This meta-analytic review evaluated the effectiveness of depression interventions on the psychological and immunological outcomes of people living with HIV in sub-Saharan Africa. 14 studies, yielding 932 participants were eligible. A random-effects models indicated that depression interventions were followed by large reductions in depression scores (effect size = 1.86, 95% CI = 1.71, 2.01, p < 0.01). No significant effect on immune outcome was observed, however there was a trend toward immune improvement of medium effect size (effect size on CD4 count and/or viral suppression = 0.57, 95% CI = −0.06, 1.20, p = 0.08). Pharmacological interventions appeared to have a significantly larger improvement in depression scores than psychological interventions. The greatest improvement in immune status was demonstrated in psychological treatments which incorporated a component to enhance HIV medication adherence, however these results did not reach significance. Small sample sizes and highly heterogeneous analysis necessitate caution in interpretation.
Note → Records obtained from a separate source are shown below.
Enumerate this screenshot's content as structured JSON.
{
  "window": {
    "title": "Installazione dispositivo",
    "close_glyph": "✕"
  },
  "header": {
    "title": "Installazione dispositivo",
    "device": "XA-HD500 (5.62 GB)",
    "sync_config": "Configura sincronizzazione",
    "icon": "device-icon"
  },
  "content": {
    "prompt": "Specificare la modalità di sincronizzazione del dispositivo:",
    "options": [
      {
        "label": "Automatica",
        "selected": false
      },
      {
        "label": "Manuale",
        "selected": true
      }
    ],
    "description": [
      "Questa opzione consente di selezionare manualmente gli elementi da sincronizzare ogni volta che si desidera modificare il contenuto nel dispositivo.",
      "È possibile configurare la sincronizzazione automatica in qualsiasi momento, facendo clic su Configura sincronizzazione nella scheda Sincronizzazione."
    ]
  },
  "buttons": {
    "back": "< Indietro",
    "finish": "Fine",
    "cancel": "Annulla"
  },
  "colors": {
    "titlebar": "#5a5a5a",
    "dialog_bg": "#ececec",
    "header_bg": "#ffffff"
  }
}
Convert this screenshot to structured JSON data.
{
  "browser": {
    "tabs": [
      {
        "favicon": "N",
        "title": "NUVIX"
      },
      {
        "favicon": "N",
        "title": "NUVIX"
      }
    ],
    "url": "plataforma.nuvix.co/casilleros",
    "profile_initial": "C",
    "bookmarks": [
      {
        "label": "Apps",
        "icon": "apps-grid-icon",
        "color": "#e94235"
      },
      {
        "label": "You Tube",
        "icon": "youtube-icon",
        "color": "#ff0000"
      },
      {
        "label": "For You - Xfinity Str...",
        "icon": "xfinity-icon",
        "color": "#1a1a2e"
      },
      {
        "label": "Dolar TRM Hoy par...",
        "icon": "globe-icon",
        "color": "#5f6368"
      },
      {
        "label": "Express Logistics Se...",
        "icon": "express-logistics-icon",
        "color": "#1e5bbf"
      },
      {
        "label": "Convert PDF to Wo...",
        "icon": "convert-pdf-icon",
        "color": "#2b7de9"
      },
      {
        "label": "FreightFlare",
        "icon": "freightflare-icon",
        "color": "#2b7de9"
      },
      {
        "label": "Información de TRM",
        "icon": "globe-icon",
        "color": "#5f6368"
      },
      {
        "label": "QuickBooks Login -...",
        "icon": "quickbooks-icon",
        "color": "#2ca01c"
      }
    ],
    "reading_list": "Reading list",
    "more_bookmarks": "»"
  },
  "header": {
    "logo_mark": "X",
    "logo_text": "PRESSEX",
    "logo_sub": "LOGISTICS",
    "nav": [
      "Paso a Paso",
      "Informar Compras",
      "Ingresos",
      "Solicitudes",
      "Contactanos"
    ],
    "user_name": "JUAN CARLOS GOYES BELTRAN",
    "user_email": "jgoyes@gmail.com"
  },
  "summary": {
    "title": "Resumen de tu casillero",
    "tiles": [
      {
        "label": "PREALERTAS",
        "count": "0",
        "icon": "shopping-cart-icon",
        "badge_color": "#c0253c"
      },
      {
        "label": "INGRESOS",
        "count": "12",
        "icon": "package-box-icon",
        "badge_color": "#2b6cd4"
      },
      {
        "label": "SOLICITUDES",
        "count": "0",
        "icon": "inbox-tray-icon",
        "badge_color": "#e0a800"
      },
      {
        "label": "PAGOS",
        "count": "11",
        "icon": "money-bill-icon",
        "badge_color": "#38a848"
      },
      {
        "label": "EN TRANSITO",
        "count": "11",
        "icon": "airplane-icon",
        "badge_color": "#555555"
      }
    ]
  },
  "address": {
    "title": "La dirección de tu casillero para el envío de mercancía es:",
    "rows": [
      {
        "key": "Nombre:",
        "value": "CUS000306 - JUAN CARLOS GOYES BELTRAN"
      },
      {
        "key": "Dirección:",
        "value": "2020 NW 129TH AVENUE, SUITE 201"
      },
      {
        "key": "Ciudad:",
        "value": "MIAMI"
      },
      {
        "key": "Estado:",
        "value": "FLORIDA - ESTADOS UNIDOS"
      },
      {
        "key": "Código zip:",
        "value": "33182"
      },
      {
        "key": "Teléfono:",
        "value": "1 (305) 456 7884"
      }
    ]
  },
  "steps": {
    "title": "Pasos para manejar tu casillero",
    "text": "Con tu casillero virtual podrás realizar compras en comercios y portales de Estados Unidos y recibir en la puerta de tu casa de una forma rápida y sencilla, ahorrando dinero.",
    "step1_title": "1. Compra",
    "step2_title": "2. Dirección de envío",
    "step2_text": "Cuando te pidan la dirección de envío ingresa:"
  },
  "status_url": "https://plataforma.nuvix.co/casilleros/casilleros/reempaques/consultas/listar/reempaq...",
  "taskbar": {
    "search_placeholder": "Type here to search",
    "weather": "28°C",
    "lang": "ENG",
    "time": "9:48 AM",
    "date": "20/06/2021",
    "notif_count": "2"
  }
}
The results of this meta-analysis should thus be treated as preliminary evidence and used to encourage further studies of immunopsychiatry in HIV in sub-Saharan Africa.
- Sub-Saharan Africa
- Viral load